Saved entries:
[Start of section]
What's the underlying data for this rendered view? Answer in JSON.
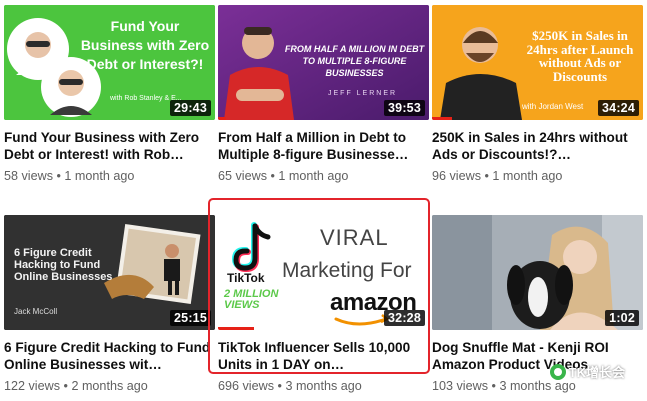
{
  "videos": [
    {
      "title": "Fund Your Business with Zero Debt or Interest! with Rob…",
      "duration": "29:43",
      "views": "58 views",
      "age": "1 month ago",
      "thumb_text": "Fund Your Business with Zero Debt or Interest?!",
      "thumb_sub": "with Rob Stanley & E..."
    },
    {
      "title": "From Half a Million in Debt to Multiple 8-figure Businesse…",
      "duration": "39:53",
      "views": "65 views",
      "age": "1 month ago",
      "thumb_text": "FROM HALF A MILLION IN DEBT TO MULTIPLE 8-FIGURE BUSINESSES",
      "thumb_sub": "JEFF LERNER"
    },
    {
      "title": "250K in Sales in 24hrs without Ads or Discounts!?…",
      "duration": "34:24",
      "views": "96 views",
      "age": "1 month ago",
      "thumb_text": "$250K in Sales in 24hrs after Launch without Ads or Discounts",
      "thumb_sub": "with Jordan West"
    },
    {
      "title": "6 Figure Credit Hacking to Fund Online Businesses wit…",
      "duration": "25:15",
      "views": "122 views",
      "age": "2 months ago",
      "thumb_text": "6 Figure Credit Hacking to Fund Online Businesses",
      "thumb_sub": "Jack McColl"
    },
    {
      "title": "TikTok Influencer Sells 10,000 Units in 1 DAY on…",
      "duration": "32:28",
      "views": "696 views",
      "age": "3 months ago",
      "thumb_viral": "VIRAL",
      "thumb_marketing": "Marketing For",
      "thumb_tiktok": "TikTok",
      "thumb_millions": "2 MILLION VIEWS",
      "thumb_amazon": "amazon"
    },
    {
      "title": "Dog Snuffle Mat - Kenji ROI Amazon Product Videos",
      "duration": "1:02",
      "views": "103 views",
      "age": "3 months ago"
    }
  ],
  "separator": "•",
  "watermark": "TK增长会",
  "colors": {
    "progress": "#e62117",
    "highlight": "#e3242b",
    "green_thumb": "#49c43b",
    "purple_thumb": "#6a2a86",
    "orange_thumb": "#f4a11b"
  }
}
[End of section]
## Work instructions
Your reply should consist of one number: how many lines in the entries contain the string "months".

## Answer to this problem
3